C) Communication skills: Active participation of students will be encouraged throughout the course, in order to improve their communication skills.
Methods and criteria for verifying the learning:
Oral exam The exam will be conducted orally and will assess the student’s command of the material studied in the course. The student will be assessed according to his/her ability to present and critically discuss the topics raised, making use of the exam bibliography and the course tools provided. Top marks (28-30L) will be awarded to students displaying: an excellent command of the topic, a critical approach to the material, a confident and effective use of the appropriate terminology.
Average marks (25-27) will be awarded to students who are able to summarise the relevant topics, but are not familiar with historiographical and historical debates, nor display a full command of the appropriate terminology. Low marks (18-24) will be awarded to students displaying a patchy knowledge of the relevant topics and do not command the appropriate terminology.

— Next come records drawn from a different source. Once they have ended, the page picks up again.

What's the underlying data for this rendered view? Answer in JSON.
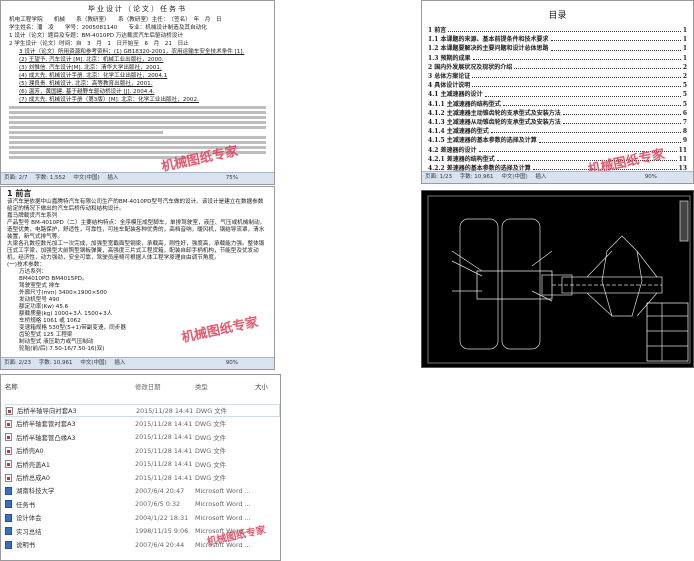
{
  "watermark": "机械图纸专家",
  "task_doc": {
    "title": "毕业设计（论文）任务书",
    "line1": "机电工程学院　　机械　　系（教研室）　　系（教研室）主任：　（签名）　年　月　日",
    "student": "学生姓名：潘　凌　　学号：2005081140　　专业：机械设计制造及其自动化",
    "topic": "1 设计（论文）题目及专题：BM-4010PD 万达载货汽车后驱动桥设计",
    "time": "2 学生设计（论文）时间：自　3　月　1　日开始至　6　月　21　日止",
    "refs": [
      "3 设计（论文）所用资源和参考资料：(1) GB18320-2001，农用运输车安全技术条件 [1].",
      "(2) 王望予. 汽车设计 [M]. 北京：机械工业出版社，2000.",
      "(3) 刘惟信. 汽车设计[M]. 北京：清华大学出版社，2001.",
      "(4) 成大先. 机械设计手册. 北京：化学工业出版社，2004.1",
      "(5) 濮良贵. 机械设计. 北京：高等教育出版社，2001.",
      "(6) 温芳，黄国建. 基于越野车驱动桥设计 [J]. 2004.4.",
      "(7) 成大先. 机械设计手册（第3版）[M]. 北京：化学工业出版社，2002."
    ],
    "status": {
      "page": "页面: 2/7",
      "words": "字数: 1,552",
      "lang": "中文(中国)",
      "mode": "插入",
      "zoom": "75%"
    }
  },
  "intro_doc": {
    "heading": "1 前言",
    "paragraphs": [
      "该汽车是依据中山嘉腾特汽车有限公司生产的BM-4010PD型号汽车做的设计。该设计是建立在数据参数给定的情况下做出的汽车后桥传动和结构设计。",
      "嘉马牌载货汽车系列",
      "产品型号 BM-4010PD（二）主要结构特点：全序模压成型脚车，单排驾驶室，液压、气压或机械制动，造型优美，电路保护，舒适性，可靠性，可挂车配装各种优秀的，高档音响，暖风机，钢结导流罩，清水装置，新气式排气等。",
      "大梁各孔数控数光加工一次完成，加强型宽截面型钢梁，承载高，刚性好，强度高，承载能力强。整体锻压式工字梁，加强型大前照型钢板弹簧，高强度三片式工程货箱，配装自卸手柄机构，节能型及优发动机，经济性，动力强劲，安全可靠，驾驶员座椅可根据人体工程学原理自由调节角度。"
    ],
    "spec_title": "(一)技术参数：",
    "specs": [
      "万达系列：",
      "BM4010PD BM4015PD。",
      "驾驶室型式 排车",
      "外廓尺寸(mm) 3400×1900×500",
      "发动机型号 490",
      "额定功率(Kw) 45.6",
      "额载质量(kg) 1000+3人 1500+3人",
      "车桥规格 1061 或 1062",
      "变速箱规格 530型(5+1)带副变速，同步器",
      "齿轮型式 125 工程梁",
      "制动型式 液压助力或气压制动",
      "轮胎(前/后) 7.50-16/7.50-16(双)"
    ],
    "status": {
      "page": "页面: 2/23",
      "words": "字数: 10,961",
      "lang": "中文(中国)",
      "mode": "插入",
      "zoom": "90%"
    }
  },
  "toc_doc": {
    "title": "目录",
    "entries": [
      {
        "t": "1 前言",
        "p": "1"
      },
      {
        "t": "1.1 本课题的来源、基本前提条件和技术要求",
        "p": "1"
      },
      {
        "t": "1.2 本课题要解决的主要问题和设计总体思路",
        "p": "1"
      },
      {
        "t": "1.3 预期的成果",
        "p": "1"
      },
      {
        "t": "2 国内外发展状况及现状的介绍",
        "p": "2"
      },
      {
        "t": "3 总体方案论证",
        "p": "2"
      },
      {
        "t": "4 具体设计说明",
        "p": "5"
      },
      {
        "t": "4.1 主减速器的设计",
        "p": "5"
      },
      {
        "t": "4.1.1 主减速器的结构型式",
        "p": "5"
      },
      {
        "t": "4.1.2 主减速器主动锥齿轮的支承型式及安装方法",
        "p": "6"
      },
      {
        "t": "4.1.3 主减速器从动锥齿轮的支承型式及安装方法",
        "p": "7"
      },
      {
        "t": "4.1.4 主减速器的型式",
        "p": "8"
      },
      {
        "t": "4.1.5 主减速器的基本参数的选择及计算",
        "p": "9"
      },
      {
        "t": "4.2 差速器的设计",
        "p": "11"
      },
      {
        "t": "4.2.1 差速器的结构型式",
        "p": "11"
      },
      {
        "t": "4.2.2 差速器的基本参数的选择及计算",
        "p": "13"
      },
      {
        "t": "4.3 半轴的设计",
        "p": "14"
      }
    ],
    "status": {
      "page": "页面: 1/23",
      "words": "字数: 10,961",
      "lang": "中文(中国)",
      "mode": "插入",
      "zoom": "90%"
    }
  },
  "file_list": {
    "columns": {
      "name": "名称",
      "date": "修改日期",
      "type": "类型",
      "size": "大小"
    },
    "files": [
      {
        "name": "后桥半轴导向衬套A3",
        "date": "2015/11/28 14:41",
        "type": "DWG 文件",
        "icon": "dwg"
      },
      {
        "name": "后桥半轴套管衬套A3",
        "date": "2015/11/28 14:41",
        "type": "DWG 文件",
        "icon": "dwg"
      },
      {
        "name": "后桥半轴套管凸缘A3",
        "date": "2015/11/28 14:41",
        "type": "DWG 文件",
        "icon": "dwg"
      },
      {
        "name": "后桥壳A0",
        "date": "2015/11/28 14:41",
        "type": "DWG 文件",
        "icon": "dwg"
      },
      {
        "name": "后桥壳盖A1",
        "date": "2015/11/28 14:41",
        "type": "DWG 文件",
        "icon": "dwg"
      },
      {
        "name": "后桥总成A0",
        "date": "2015/11/28 14:41",
        "type": "DWG 文件",
        "icon": "dwg"
      },
      {
        "name": "湖南科技大学",
        "date": "2007/6/4 20:47",
        "type": "Microsoft Word ...",
        "icon": "word"
      },
      {
        "name": "任务书",
        "date": "2007/6/5 0:32",
        "type": "Microsoft Word ...",
        "icon": "word"
      },
      {
        "name": "设计体会",
        "date": "2004/1/22 18:31",
        "type": "Microsoft Word ...",
        "icon": "word"
      },
      {
        "name": "实习总结",
        "date": "1998/11/15 9:06",
        "type": "Microsoft Word ...",
        "icon": "word"
      },
      {
        "name": "说明书",
        "date": "2007/6/4 20:44",
        "type": "Microsoft Word ...",
        "icon": "word"
      }
    ]
  }
}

A student will be deemed to have failed the exam if he displays significant errors in his understanding and failure to grasp the overall outlines of the subject, together with a poor command of the appropriate terminology.
Teaching methods:
Lectures and students’ oral presentations. During the lectures written material and iconographic sources will be presented and commented, to propose an approach to methods of historical research, with particular reference to medieval history.
Attendance modalities:
Lectures and students’ oral presentations.